• WHAT YOU ARE ASKED TO DO
Take each line below that has "this" and copy it.

Data about app and page elements:
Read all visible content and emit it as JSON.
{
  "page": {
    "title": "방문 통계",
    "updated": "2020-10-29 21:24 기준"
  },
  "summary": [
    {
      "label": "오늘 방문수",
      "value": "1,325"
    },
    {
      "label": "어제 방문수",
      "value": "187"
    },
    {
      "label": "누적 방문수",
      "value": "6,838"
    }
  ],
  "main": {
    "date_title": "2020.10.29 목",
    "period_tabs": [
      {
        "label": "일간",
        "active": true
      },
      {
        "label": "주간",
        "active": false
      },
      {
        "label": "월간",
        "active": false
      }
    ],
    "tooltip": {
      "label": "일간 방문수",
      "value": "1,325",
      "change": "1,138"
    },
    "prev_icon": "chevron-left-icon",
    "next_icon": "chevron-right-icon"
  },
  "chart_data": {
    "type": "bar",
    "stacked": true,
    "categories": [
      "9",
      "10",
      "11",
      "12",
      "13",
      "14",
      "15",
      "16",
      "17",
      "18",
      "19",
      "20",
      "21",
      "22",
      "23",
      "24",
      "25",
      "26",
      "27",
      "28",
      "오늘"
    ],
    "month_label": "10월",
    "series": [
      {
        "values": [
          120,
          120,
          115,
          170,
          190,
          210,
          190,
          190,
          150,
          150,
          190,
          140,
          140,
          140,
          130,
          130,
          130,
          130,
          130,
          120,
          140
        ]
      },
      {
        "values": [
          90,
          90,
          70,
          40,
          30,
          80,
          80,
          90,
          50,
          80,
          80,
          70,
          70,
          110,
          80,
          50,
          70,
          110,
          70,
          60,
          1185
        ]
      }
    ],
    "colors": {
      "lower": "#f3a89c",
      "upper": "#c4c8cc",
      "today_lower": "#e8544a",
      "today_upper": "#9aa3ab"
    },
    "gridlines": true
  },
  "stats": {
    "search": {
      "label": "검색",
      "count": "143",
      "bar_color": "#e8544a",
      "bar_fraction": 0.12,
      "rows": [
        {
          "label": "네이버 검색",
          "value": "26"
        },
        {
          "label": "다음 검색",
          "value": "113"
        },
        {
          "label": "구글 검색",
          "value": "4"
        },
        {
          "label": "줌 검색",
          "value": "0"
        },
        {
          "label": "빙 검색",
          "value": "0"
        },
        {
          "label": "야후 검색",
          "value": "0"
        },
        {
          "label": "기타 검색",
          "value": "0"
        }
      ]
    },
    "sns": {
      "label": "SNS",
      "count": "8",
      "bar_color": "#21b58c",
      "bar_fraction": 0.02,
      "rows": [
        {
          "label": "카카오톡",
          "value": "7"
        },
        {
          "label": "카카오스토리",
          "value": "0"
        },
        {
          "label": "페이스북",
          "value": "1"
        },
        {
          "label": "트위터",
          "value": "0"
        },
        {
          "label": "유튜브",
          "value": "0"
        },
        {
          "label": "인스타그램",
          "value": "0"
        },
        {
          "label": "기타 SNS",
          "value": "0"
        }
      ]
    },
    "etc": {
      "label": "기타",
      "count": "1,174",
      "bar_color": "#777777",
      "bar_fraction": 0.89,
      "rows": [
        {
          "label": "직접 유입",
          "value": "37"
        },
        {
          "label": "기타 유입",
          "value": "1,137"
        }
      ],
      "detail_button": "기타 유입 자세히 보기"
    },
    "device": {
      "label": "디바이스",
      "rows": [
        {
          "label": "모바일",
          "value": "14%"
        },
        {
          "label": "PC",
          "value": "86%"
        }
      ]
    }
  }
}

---

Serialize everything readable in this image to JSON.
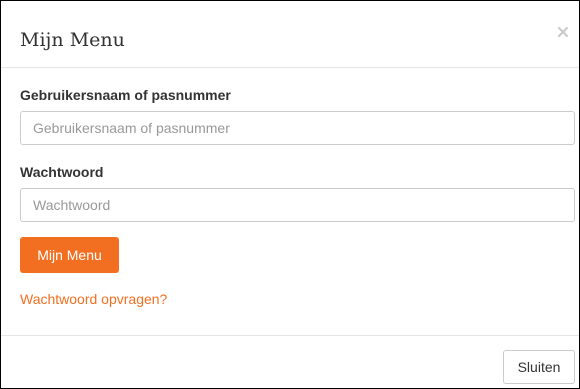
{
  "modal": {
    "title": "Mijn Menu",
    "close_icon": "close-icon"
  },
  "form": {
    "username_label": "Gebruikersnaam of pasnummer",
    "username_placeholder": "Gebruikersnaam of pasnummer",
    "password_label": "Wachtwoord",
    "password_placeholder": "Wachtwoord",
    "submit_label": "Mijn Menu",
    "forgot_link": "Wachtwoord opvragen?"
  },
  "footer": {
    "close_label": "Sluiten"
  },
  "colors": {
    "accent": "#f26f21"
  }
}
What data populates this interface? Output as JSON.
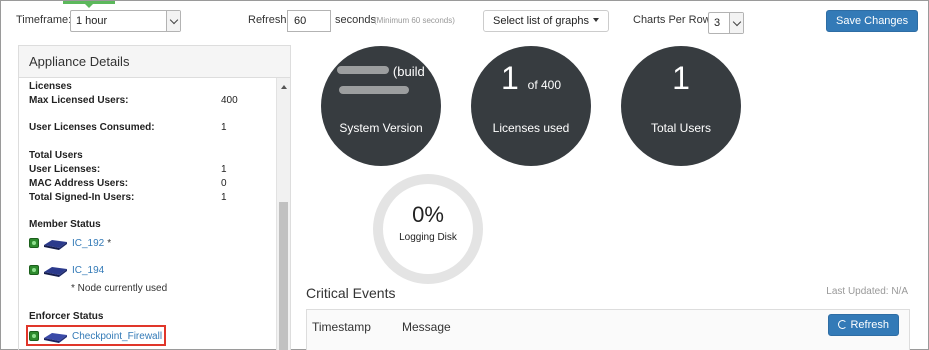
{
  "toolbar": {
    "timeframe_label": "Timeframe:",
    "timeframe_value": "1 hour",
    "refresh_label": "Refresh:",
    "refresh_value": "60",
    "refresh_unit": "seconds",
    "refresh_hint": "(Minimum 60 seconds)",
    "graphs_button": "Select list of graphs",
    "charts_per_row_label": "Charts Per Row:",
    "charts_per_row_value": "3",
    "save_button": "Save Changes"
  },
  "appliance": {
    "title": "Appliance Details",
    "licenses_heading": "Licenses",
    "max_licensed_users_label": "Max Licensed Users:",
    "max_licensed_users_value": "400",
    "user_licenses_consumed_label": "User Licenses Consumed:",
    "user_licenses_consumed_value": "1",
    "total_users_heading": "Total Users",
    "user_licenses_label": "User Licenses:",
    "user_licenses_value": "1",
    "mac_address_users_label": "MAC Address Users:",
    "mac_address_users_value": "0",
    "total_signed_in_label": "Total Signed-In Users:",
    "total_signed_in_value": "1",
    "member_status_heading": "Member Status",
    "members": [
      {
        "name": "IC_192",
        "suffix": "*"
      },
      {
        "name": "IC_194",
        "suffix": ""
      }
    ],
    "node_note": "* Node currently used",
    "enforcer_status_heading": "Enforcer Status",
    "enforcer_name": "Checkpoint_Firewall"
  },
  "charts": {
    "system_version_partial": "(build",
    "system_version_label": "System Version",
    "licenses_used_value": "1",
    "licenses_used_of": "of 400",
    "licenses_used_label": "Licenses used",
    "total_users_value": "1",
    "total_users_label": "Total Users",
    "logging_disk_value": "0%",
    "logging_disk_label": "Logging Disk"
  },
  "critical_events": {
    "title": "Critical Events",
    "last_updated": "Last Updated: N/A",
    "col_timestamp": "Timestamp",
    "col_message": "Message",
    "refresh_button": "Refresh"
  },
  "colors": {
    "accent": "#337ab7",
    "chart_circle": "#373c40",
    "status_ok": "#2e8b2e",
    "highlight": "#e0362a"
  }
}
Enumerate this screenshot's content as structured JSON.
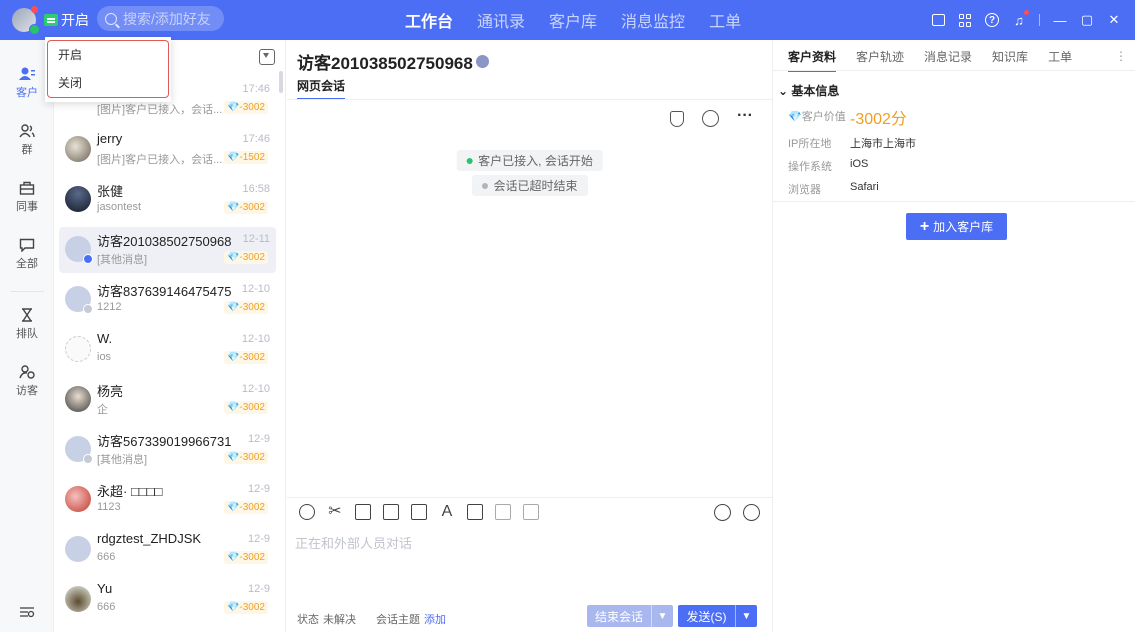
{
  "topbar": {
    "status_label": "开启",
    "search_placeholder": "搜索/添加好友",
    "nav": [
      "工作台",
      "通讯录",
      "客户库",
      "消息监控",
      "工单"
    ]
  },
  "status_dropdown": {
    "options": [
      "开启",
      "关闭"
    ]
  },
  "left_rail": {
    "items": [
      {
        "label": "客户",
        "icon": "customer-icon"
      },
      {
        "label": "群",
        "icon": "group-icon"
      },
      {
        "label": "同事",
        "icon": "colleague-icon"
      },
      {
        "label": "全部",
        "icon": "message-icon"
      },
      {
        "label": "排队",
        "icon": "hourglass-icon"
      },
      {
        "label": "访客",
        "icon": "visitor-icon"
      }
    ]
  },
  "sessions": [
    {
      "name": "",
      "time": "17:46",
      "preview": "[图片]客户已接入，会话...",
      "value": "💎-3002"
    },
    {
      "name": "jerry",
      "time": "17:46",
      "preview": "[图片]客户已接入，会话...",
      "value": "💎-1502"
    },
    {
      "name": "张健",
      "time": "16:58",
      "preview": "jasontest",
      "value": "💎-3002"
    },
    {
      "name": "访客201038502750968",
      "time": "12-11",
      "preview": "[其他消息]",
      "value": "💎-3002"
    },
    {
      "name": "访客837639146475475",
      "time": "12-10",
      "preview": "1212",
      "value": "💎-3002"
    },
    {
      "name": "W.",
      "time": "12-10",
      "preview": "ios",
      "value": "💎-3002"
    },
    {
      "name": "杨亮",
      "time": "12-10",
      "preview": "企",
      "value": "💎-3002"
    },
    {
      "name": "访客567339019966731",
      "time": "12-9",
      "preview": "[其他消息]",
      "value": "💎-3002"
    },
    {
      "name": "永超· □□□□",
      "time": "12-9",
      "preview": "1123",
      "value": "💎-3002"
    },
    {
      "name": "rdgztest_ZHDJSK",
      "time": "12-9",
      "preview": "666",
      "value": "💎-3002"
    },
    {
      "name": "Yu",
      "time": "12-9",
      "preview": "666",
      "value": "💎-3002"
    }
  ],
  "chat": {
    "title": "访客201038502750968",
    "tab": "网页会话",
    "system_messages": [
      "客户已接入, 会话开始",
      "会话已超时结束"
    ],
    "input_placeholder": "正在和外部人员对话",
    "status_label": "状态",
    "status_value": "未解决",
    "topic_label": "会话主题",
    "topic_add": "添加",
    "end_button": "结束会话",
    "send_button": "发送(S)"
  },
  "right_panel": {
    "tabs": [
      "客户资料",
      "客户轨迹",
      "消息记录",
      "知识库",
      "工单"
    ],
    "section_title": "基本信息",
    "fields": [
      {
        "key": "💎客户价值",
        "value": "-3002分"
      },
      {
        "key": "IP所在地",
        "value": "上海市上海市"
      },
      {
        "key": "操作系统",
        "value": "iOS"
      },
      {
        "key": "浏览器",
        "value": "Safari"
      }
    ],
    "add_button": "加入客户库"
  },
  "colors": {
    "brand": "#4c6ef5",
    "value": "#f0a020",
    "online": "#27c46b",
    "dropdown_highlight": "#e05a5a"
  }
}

• RESPONSE
Serialize everything readable in this image to JSON.
What data populates this interface? Output as JSON.
Enumerate this screenshot's content as structured JSON.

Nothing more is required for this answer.